_Aim of the exercise:_ Search each line below for the word "ドルハンター" and list those that contain it.
*** Records supplied
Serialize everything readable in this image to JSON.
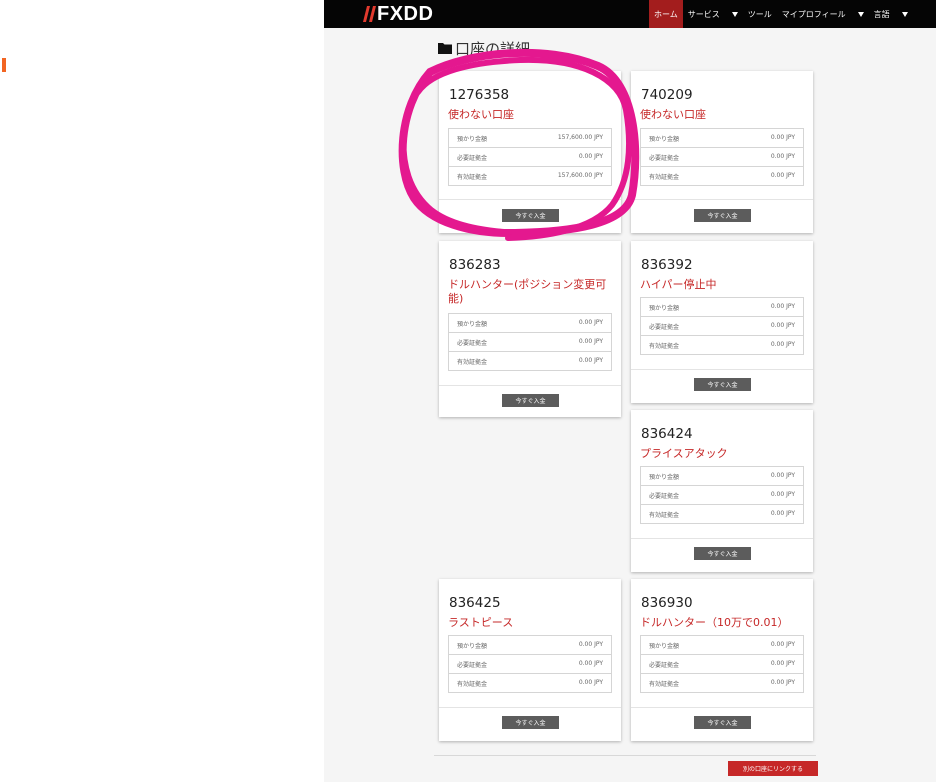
{
  "header": {
    "logo_text": "FXDD",
    "nav": [
      {
        "label": "ホーム",
        "active": true
      },
      {
        "label": "サービス",
        "dropdown": true
      },
      {
        "label": "ツール"
      },
      {
        "label": "マイプロフィール",
        "dropdown": true
      },
      {
        "label": "言語",
        "dropdown": true
      }
    ]
  },
  "page": {
    "title": "口座の詳細",
    "link_button": "別の口座にリンクする"
  },
  "accounts": [
    {
      "number": "1276358",
      "name": "使わない口座",
      "rows": [
        {
          "label": "預かり金額",
          "value": "157,600.00 JPY"
        },
        {
          "label": "必要証拠金",
          "value": "0.00 JPY"
        },
        {
          "label": "有効証拠金",
          "value": "157,600.00 JPY"
        }
      ],
      "deposit_label": "今すぐ入金"
    },
    {
      "number": "740209",
      "name": "使わない口座",
      "rows": [
        {
          "label": "預かり金額",
          "value": "0.00 JPY"
        },
        {
          "label": "必要証拠金",
          "value": "0.00 JPY"
        },
        {
          "label": "有効証拠金",
          "value": "0.00 JPY"
        }
      ],
      "deposit_label": "今すぐ入金"
    },
    {
      "number": "836283",
      "name": "ドルハンター(ポジション変更可能)",
      "rows": [
        {
          "label": "預かり金額",
          "value": "0.00 JPY"
        },
        {
          "label": "必要証拠金",
          "value": "0.00 JPY"
        },
        {
          "label": "有効証拠金",
          "value": "0.00 JPY"
        }
      ],
      "deposit_label": "今すぐ入金"
    },
    {
      "number": "836392",
      "name": "ハイパー停止中",
      "rows": [
        {
          "label": "預かり金額",
          "value": "0.00 JPY"
        },
        {
          "label": "必要証拠金",
          "value": "0.00 JPY"
        },
        {
          "label": "有効証拠金",
          "value": "0.00 JPY"
        }
      ],
      "deposit_label": "今すぐ入金"
    },
    {
      "number": "836424",
      "name": "プライスアタック",
      "rows": [
        {
          "label": "預かり金額",
          "value": "0.00 JPY"
        },
        {
          "label": "必要証拠金",
          "value": "0.00 JPY"
        },
        {
          "label": "有効証拠金",
          "value": "0.00 JPY"
        }
      ],
      "deposit_label": "今すぐ入金"
    },
    {
      "number": "836425",
      "name": "ラストピース",
      "rows": [
        {
          "label": "預かり金額",
          "value": "0.00 JPY"
        },
        {
          "label": "必要証拠金",
          "value": "0.00 JPY"
        },
        {
          "label": "有効証拠金",
          "value": "0.00 JPY"
        }
      ],
      "deposit_label": "今すぐ入金"
    },
    {
      "number": "836930",
      "name": "ドルハンター（10万で0.01）",
      "rows": [
        {
          "label": "預かり金額",
          "value": "0.00 JPY"
        },
        {
          "label": "必要証拠金",
          "value": "0.00 JPY"
        },
        {
          "label": "有効証拠金",
          "value": "0.00 JPY"
        }
      ],
      "deposit_label": "今すぐ入金"
    }
  ],
  "colors": {
    "accent_red": "#c62828",
    "highlight_magenta": "#e4188f",
    "brand_orange": "#f26522"
  }
}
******
_Answer box:_
      "name": "ドルハンター(ポジション変更可能)",
      "name": "ドルハンター（10万で0.01）",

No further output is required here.